*** Begin section ***

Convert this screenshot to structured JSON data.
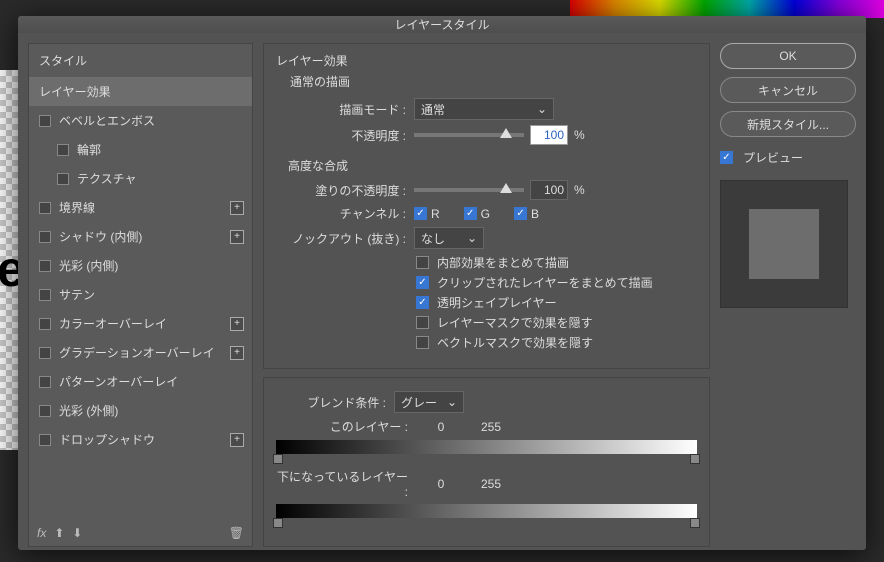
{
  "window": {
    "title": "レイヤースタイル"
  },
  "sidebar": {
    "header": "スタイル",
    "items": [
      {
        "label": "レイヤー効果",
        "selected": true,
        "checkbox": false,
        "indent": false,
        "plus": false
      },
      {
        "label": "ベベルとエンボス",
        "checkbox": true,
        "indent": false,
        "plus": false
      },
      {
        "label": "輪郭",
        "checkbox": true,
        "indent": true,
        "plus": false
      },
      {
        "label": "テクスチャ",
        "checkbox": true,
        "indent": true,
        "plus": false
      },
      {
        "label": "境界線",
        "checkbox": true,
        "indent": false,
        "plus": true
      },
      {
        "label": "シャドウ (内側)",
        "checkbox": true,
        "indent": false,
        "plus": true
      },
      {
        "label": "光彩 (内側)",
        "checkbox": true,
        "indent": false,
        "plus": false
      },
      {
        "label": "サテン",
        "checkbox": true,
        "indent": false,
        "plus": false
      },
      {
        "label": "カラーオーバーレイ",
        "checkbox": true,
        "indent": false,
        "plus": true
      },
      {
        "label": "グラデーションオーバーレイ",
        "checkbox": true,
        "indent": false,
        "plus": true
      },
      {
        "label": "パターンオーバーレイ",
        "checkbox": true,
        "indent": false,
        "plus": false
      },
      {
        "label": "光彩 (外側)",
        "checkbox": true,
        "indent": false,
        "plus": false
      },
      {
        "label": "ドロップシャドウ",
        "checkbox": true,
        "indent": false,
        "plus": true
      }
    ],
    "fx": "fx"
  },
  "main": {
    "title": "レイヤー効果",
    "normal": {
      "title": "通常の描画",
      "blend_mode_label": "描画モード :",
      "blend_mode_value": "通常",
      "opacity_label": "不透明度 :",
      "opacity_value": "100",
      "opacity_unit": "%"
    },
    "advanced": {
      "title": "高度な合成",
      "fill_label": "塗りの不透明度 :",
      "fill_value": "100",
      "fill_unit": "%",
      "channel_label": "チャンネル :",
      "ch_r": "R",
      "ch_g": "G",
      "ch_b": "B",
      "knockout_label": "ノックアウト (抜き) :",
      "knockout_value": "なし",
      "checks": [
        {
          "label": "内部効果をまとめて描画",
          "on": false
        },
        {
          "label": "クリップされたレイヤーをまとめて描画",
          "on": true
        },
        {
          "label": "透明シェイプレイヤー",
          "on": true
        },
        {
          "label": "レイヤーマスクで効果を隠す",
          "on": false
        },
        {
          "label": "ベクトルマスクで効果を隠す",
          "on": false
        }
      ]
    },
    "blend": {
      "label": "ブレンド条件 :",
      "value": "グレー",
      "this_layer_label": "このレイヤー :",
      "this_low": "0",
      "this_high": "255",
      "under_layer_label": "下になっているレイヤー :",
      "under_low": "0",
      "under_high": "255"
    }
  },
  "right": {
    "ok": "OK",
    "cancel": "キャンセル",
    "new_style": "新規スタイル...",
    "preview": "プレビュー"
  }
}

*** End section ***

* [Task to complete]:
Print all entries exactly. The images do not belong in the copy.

* [Problem solution]:
Convert this screenshot to structured JSON data.
{
  "window": {
    "title": "レイヤースタイル"
  },
  "sidebar": {
    "header": "スタイル",
    "items": [
      {
        "label": "レイヤー効果",
        "selected": true,
        "checkbox": false,
        "indent": false,
        "plus": false
      },
      {
        "label": "ベベルとエンボス",
        "checkbox": true,
        "indent": false,
        "plus": false
      },
      {
        "label": "輪郭",
        "checkbox": true,
        "indent": true,
        "plus": false
      },
      {
        "label": "テクスチャ",
        "checkbox": true,
        "indent": true,
        "plus": false
      },
      {
        "label": "境界線",
        "checkbox": true,
        "indent": false,
        "plus": true
      },
      {
        "label": "シャドウ (内側)",
        "checkbox": true,
        "indent": false,
        "plus": true
      },
      {
        "label": "光彩 (内側)",
        "checkbox": true,
        "indent": false,
        "plus": false
      },
      {
        "label": "サテン",
        "checkbox": true,
        "indent": false,
        "plus": false
      },
      {
        "label": "カラーオーバーレイ",
        "checkbox": true,
        "indent": false,
        "plus": true
      },
      {
        "label": "グラデーションオーバーレイ",
        "checkbox": true,
        "indent": false,
        "plus": true
      },
      {
        "label": "パターンオーバーレイ",
        "checkbox": true,
        "indent": false,
        "plus": false
      },
      {
        "label": "光彩 (外側)",
        "checkbox": true,
        "indent": false,
        "plus": false
      },
      {
        "label": "ドロップシャドウ",
        "checkbox": true,
        "indent": false,
        "plus": true
      }
    ],
    "fx": "fx"
  },
  "main": {
    "title": "レイヤー効果",
    "normal": {
      "title": "通常の描画",
      "blend_mode_label": "描画モード :",
      "blend_mode_value": "通常",
      "opacity_label": "不透明度 :",
      "opacity_value": "100",
      "opacity_unit": "%"
    },
    "advanced": {
      "title": "高度な合成",
      "fill_label": "塗りの不透明度 :",
      "fill_value": "100",
      "fill_unit": "%",
      "channel_label": "チャンネル :",
      "ch_r": "R",
      "ch_g": "G",
      "ch_b": "B",
      "knockout_label": "ノックアウト (抜き) :",
      "knockout_value": "なし",
      "checks": [
        {
          "label": "内部効果をまとめて描画",
          "on": false
        },
        {
          "label": "クリップされたレイヤーをまとめて描画",
          "on": true
        },
        {
          "label": "透明シェイプレイヤー",
          "on": true
        },
        {
          "label": "レイヤーマスクで効果を隠す",
          "on": false
        },
        {
          "label": "ベクトルマスクで効果を隠す",
          "on": false
        }
      ]
    },
    "blend": {
      "label": "ブレンド条件 :",
      "value": "グレー",
      "this_layer_label": "このレイヤー :",
      "this_low": "0",
      "this_high": "255",
      "under_layer_label": "下になっているレイヤー :",
      "under_low": "0",
      "under_high": "255"
    }
  },
  "right": {
    "ok": "OK",
    "cancel": "キャンセル",
    "new_style": "新規スタイル...",
    "preview": "プレビュー"
  }
}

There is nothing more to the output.